# [Data]
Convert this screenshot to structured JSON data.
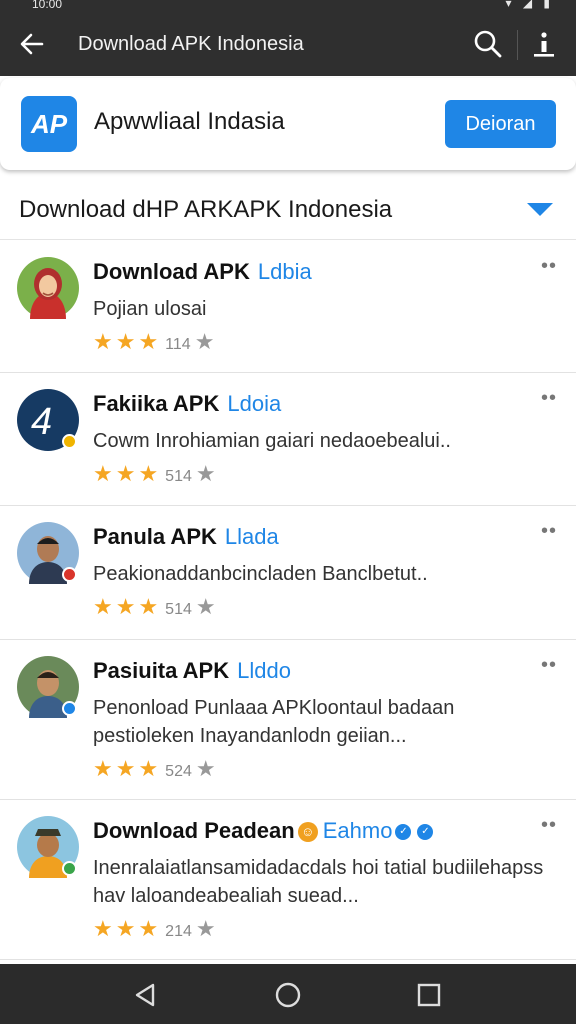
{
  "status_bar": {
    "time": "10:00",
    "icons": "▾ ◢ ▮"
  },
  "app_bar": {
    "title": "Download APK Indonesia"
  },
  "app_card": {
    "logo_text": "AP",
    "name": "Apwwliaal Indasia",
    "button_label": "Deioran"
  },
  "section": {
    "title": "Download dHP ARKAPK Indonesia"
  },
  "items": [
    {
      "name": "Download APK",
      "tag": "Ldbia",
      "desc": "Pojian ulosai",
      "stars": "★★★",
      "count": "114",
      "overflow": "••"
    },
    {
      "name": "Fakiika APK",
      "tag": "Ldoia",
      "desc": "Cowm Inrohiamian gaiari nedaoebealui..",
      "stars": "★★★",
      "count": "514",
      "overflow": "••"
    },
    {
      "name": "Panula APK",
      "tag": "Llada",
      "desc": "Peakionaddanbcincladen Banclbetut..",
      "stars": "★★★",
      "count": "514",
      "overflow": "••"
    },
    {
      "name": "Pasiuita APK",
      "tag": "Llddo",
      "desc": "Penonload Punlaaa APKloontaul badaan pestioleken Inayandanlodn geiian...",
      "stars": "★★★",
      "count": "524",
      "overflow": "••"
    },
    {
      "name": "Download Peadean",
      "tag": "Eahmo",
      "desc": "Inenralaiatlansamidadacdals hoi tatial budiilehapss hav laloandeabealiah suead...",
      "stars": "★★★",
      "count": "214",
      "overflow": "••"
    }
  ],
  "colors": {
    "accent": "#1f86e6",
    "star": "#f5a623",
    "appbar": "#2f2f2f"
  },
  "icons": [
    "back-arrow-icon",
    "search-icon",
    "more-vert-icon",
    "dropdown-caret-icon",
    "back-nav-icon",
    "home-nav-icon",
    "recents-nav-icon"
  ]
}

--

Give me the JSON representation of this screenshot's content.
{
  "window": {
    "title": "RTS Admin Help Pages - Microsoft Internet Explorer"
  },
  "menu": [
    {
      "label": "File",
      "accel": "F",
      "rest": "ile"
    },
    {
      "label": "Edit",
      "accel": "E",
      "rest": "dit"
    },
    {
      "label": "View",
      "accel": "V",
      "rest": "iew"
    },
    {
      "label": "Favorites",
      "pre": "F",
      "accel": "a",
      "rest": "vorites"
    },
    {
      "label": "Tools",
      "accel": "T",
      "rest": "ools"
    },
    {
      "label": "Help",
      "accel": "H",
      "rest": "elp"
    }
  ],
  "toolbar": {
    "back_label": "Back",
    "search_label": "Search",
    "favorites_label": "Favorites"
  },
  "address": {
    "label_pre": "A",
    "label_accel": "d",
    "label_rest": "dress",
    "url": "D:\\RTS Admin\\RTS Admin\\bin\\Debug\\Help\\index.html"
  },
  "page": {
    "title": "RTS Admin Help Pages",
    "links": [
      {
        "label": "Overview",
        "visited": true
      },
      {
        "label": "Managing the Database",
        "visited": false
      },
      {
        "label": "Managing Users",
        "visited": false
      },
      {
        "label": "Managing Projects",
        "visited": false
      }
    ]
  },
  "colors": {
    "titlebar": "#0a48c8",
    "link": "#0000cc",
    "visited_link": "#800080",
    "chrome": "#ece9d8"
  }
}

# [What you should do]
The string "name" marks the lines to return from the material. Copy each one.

# [Result for this task]
    "name": "Apwwliaal Indasia",
      "name": "Download APK",
      "name": "Fakiika APK",
      "name": "Panula APK",
      "name": "Pasiuita APK",
      "name": "Download Peadean",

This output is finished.